**Record set**.
►

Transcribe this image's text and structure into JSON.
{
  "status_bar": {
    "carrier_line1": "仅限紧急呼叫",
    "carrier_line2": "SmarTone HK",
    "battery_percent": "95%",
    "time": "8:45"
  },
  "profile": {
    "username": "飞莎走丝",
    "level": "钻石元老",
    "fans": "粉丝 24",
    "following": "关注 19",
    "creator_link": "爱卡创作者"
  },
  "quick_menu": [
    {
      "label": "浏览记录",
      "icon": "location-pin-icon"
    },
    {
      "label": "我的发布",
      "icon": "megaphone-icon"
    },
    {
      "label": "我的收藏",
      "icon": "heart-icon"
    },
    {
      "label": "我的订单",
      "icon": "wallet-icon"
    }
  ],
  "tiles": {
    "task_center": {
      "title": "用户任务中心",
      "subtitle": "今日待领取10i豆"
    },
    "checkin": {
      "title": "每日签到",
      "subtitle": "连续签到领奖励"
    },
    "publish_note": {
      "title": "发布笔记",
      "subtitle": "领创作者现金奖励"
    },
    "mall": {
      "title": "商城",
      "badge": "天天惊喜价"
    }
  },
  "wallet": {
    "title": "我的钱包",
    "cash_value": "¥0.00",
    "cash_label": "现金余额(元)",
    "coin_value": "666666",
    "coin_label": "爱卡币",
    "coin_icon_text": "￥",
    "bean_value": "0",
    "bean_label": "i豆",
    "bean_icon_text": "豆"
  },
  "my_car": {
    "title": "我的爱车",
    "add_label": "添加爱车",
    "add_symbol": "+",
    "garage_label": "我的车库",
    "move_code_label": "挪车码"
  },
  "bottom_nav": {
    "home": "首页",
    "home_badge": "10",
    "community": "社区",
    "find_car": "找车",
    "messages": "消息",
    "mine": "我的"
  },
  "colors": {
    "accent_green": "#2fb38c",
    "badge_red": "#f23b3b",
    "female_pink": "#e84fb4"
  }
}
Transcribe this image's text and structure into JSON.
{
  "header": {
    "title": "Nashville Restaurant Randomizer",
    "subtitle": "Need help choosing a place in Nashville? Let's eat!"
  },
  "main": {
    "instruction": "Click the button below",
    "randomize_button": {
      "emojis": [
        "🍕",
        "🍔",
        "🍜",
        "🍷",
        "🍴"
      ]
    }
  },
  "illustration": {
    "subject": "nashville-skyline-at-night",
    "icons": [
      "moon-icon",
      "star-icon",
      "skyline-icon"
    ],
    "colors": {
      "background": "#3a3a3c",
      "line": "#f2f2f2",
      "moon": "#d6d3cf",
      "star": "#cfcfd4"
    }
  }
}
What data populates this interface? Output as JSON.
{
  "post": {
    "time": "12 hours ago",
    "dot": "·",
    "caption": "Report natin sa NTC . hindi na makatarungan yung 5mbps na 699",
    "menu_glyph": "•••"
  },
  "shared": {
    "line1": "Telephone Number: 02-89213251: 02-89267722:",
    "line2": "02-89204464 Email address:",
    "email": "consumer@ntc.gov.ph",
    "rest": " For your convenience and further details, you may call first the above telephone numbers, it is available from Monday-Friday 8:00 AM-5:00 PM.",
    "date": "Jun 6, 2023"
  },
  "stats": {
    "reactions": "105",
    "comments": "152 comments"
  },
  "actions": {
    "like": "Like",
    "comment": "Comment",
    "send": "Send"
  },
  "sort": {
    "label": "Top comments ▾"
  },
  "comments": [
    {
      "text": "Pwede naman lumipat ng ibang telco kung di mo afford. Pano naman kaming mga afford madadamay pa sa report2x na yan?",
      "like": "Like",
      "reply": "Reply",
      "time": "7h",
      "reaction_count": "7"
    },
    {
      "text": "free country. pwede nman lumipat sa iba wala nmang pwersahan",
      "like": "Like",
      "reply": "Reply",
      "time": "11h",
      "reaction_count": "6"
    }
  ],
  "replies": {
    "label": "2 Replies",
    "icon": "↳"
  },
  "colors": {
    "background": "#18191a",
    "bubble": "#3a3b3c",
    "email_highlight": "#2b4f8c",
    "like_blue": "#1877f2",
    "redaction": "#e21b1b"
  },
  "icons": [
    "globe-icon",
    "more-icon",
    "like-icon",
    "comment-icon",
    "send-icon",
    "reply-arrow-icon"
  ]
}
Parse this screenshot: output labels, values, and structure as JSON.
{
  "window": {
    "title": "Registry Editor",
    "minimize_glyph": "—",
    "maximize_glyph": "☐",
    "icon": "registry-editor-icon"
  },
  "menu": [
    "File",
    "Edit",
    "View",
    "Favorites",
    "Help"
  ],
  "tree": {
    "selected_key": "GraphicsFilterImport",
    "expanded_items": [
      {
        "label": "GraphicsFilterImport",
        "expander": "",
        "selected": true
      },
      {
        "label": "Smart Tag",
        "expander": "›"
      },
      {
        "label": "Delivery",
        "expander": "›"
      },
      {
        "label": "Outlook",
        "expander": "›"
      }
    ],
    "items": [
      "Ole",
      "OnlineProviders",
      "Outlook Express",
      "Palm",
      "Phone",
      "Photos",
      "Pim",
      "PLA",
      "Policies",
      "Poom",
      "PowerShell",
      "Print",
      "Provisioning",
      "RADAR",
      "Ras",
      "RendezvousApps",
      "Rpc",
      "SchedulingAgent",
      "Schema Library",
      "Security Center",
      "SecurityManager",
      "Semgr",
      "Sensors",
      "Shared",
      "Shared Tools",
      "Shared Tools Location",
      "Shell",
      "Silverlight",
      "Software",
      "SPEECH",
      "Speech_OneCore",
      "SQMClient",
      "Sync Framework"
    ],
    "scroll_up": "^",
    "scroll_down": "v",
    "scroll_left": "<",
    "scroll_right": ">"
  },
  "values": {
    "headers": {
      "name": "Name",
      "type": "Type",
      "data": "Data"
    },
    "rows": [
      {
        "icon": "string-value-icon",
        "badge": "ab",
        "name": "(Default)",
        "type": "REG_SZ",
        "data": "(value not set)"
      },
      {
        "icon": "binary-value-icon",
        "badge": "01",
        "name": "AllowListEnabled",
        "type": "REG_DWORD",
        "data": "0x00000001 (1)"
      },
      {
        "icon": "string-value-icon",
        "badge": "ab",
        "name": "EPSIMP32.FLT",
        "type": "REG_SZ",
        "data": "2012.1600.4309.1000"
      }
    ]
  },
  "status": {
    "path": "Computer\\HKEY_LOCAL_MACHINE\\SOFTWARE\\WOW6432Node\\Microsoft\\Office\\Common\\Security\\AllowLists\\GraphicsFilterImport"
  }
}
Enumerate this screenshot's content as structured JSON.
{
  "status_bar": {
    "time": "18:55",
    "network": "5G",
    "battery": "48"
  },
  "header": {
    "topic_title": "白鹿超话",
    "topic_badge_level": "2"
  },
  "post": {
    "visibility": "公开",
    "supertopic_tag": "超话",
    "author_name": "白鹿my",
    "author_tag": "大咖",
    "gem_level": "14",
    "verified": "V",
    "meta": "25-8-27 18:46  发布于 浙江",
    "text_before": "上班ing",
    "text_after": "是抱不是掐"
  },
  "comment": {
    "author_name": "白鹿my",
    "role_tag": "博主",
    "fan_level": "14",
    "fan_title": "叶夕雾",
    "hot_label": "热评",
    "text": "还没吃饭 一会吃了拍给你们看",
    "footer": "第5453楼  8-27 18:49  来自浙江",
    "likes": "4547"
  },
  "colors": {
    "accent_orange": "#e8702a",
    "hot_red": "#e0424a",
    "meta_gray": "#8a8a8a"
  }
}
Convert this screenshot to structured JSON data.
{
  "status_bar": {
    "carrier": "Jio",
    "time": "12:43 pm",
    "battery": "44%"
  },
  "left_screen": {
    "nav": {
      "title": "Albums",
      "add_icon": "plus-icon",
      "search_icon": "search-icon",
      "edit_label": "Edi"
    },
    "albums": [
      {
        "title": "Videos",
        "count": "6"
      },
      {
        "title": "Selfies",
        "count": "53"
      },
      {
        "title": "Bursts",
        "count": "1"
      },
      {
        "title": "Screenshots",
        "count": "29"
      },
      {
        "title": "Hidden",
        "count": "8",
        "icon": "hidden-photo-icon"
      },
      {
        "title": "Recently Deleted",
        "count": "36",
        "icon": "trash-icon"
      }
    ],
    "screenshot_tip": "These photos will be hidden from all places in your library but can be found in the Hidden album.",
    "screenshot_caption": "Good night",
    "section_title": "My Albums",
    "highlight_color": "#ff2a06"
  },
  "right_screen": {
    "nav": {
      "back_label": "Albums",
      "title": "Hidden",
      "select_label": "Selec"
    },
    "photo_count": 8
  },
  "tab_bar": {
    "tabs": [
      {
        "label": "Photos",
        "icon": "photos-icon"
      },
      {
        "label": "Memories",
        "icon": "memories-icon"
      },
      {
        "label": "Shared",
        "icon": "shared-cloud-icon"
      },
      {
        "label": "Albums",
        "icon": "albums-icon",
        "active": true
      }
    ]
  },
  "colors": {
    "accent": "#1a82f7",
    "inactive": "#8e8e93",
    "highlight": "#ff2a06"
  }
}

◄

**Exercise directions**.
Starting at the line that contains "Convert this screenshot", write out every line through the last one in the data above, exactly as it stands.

**Result for this exercise**.
Convert this screenshot to structured JSON data.
{
  "status_bar": {
    "carrier": "Jio",
    "time": "12:43 pm",
    "battery": "44%"
  },
  "left_screen": {
    "nav": {
      "title": "Albums",
      "add_icon": "plus-icon",
      "search_icon": "search-icon",
      "edit_label": "Edi"
    },
    "albums": [
      {
        "title": "Videos",
        "count": "6"
      },
      {
        "title": "Selfies",
        "count": "53"
      },
      {
        "title": "Bursts",
        "count": "1"
      },
      {
        "title": "Screenshots",
        "count": "29"
      },
      {
        "title": "Hidden",
        "count": "8",
        "icon": "hidden-photo-icon"
      },
      {
        "title": "Recently Deleted",
        "count": "36",
        "icon": "trash-icon"
      }
    ],
    "screenshot_tip": "These photos will be hidden from all places in your library but can be found in the Hidden album.",
    "screenshot_caption": "Good night",
    "section_title": "My Albums",
    "highlight_color": "#ff2a06"
  },
  "right_screen": {
    "nav": {
      "back_label": "Albums",
      "title": "Hidden",
      "select_label": "Selec"
    },
    "photo_count": 8
  },
  "tab_bar": {
    "tabs": [
      {
        "label": "Photos",
        "icon": "photos-icon"
      },
      {
        "label": "Memories",
        "icon": "memories-icon"
      },
      {
        "label": "Shared",
        "icon": "shared-cloud-icon"
      },
      {
        "label": "Albums",
        "icon": "albums-icon",
        "active": true
      }
    ]
  },
  "colors": {
    "accent": "#1a82f7",
    "inactive": "#8e8e93",
    "highlight": "#ff2a06"
  }
}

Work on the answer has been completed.